- **Assignment**
Give the records again, word for word.

(Source data)

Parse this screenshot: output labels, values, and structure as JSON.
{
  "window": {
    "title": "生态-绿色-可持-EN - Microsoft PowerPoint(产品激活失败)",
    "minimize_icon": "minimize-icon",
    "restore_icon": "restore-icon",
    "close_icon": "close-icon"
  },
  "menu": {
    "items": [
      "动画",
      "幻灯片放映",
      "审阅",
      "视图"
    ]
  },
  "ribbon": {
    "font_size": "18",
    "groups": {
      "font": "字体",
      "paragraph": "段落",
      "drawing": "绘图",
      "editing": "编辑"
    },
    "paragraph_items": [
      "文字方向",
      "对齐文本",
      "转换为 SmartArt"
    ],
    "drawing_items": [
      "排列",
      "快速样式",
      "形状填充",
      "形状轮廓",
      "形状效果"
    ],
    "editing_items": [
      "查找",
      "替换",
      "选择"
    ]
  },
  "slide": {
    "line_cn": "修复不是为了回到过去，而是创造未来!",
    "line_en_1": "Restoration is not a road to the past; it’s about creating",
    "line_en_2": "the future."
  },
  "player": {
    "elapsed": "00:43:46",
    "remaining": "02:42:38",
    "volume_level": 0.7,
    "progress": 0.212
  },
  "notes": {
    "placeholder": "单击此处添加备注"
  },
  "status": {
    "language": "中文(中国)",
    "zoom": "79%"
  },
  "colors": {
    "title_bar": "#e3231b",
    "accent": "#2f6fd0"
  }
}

- **Answer section**
Parse this screenshot: output labels, values, and structure as JSON.
{
  "window": {
    "title": "生态-绿色-可持-EN - Microsoft PowerPoint(产品激活失败)",
    "minimize_icon": "minimize-icon",
    "restore_icon": "restore-icon",
    "close_icon": "close-icon"
  },
  "menu": {
    "items": [
      "动画",
      "幻灯片放映",
      "审阅",
      "视图"
    ]
  },
  "ribbon": {
    "font_size": "18",
    "groups": {
      "font": "字体",
      "paragraph": "段落",
      "drawing": "绘图",
      "editing": "编辑"
    },
    "paragraph_items": [
      "文字方向",
      "对齐文本",
      "转换为 SmartArt"
    ],
    "drawing_items": [
      "排列",
      "快速样式",
      "形状填充",
      "形状轮廓",
      "形状效果"
    ],
    "editing_items": [
      "查找",
      "替换",
      "选择"
    ]
  },
  "slide": {
    "line_cn": "修复不是为了回到过去，而是创造未来!",
    "line_en_1": "Restoration is not a road to the past; it’s about creating",
    "line_en_2": "the future."
  },
  "player": {
    "elapsed": "00:43:46",
    "remaining": "02:42:38",
    "volume_level": 0.7,
    "progress": 0.212
  },
  "notes": {
    "placeholder": "单击此处添加备注"
  },
  "status": {
    "language": "中文(中国)",
    "zoom": "79%"
  },
  "colors": {
    "title_bar": "#e3231b",
    "accent": "#2f6fd0"
  }
}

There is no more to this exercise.